The view from the Air-Asia flight as we approached Sultan Iskandarmuda International Airport was one of peace and serenity: there lay Banda Aceh, at the northern end of Sumatra where the Straits of Melaka meet the Indian Ocean, hugged by green hills below which rice-fields nestled.
I was in Banda Aceh, the capital of Nanggroe Aceh Darussalam, for about 4 days with my eldest sister and her husband to attend a wedding reception. The bride is the daughter of Pak Amir (extreme left),
an acquaintance of my husband whose respective companies were involved in the construction of an orphanage in Sigli 150 km to the east of Banda Aceh. (Hubby joined us on the day of the reception and stayed one night).

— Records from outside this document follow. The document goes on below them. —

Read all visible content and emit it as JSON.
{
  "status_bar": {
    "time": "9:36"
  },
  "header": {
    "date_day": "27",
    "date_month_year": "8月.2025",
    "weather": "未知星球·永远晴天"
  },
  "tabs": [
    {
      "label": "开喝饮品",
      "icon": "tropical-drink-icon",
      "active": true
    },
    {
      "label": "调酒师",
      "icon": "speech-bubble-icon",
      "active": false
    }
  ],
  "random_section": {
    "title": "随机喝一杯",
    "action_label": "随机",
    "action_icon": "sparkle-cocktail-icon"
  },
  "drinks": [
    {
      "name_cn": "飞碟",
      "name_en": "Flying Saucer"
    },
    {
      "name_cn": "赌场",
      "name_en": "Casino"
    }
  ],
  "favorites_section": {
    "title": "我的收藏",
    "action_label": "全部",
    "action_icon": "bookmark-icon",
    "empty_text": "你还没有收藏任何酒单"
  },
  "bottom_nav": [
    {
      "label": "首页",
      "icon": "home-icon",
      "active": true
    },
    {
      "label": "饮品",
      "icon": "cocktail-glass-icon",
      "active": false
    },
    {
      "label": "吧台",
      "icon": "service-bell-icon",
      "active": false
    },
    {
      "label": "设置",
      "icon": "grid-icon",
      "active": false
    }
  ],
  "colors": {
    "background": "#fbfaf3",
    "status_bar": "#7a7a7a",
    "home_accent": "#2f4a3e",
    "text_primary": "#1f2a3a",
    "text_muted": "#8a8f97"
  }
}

Right-click here for an Encarta map of Aceh in relation to Peninsular Malaysia.
Pak Amir had graciously provided us the use of a car and a guide-cum-driver, Pak Hatta. Upon fetching us at the airport, Pak Hatta, a young father of two, took us on a quick tour of the part of Banda Aceh that was devastated by the great Tsunami of 26/12/2004. We noted that some houses had been re-built but mostly what we saw were roofless concrete structures - much-damaged and apparently abandoned; their occupants, likely to have been whole families, probably perished, according to Pak Hatta. Off course houses made of timber simply disintegrated and were washed as far as 7 km inland.
Pak Hatta remembered that the earthquake preceding the tsunami was extremely powerful, at first shaking front to back and then side-ways and after that the earth shook in powerful wave-like motions for what seemed a long time. There was no other thought in his mind except that hari kiamat was upon them. He was fortunate that he had run for dear life when he heard screams of "LARI! LARI!" when the tsunami came. Of his family only one cousin could not be found.
Not so with Pak Amir. He was fleeing with his family when they were swept by the water which engulfed the whole lower floor of his double-storey house, to a height of about 12 ft. He himself had clung to a tall tree while his three children had managed to save themselves, though unfortunately his wife (Al-marhummah Nurbaiti) had fallen down while running and was never found after that. Pak Amir, who has since re-married to Ibu Widyanti (extreme right in the wedding photo above) has built a 12 ft high wall on one side of his house as a reminder of the calamity.
As with the Al-Rahman mosque (photo below), Pak Amir's house had withstood the onslaught of the tsunami. It was there that hubby had camped in the early days of the orphanage project amidst the rubble of destroyed homes and shop-houses, with dirt-tracks passing for roads. In fact those days he had to travel by road all the way from Medan, a journey of 600 km distance dotted with army check-points and took about 14 hours. There were no hotels and everywhere was army personnel. No wonder he didn't let me tag along on his trips then.
But ever since Aceh province was granted autonomy by the Indonesian Parliament in 2006, whereby the local government enjoys 70 per cent of the revenues from the province's huge natural reserves, hubby noticed a very much more rapid pace of rebuilding, in Banda Aceh at least.
There are now many hotels, double-laned roads, an international airport, absolutely no soldiers, and people seemed to go about their businesses much more enthusiastically than before. Many overseas Acehnese have returned to contribute in the development and one of them eventually became the Governor of Aceh. Also not forgetting one who may have learnt a thing or two in Malaysia and that is the owner of a restaurant called Mamak Canai (alas we couldn't stop to take a photo of the shop when we were passing by).
Although some may feel that achieving autonomy as a hikmah of the tsunami, Pak Amir remarked that he still feels the trauma of his harrowing experience and is living with hypertension now. A lady still wanders among the traffic at a busy roundabout in town as if searching for something or someone, a loved one perhaps?
(Continued in next post)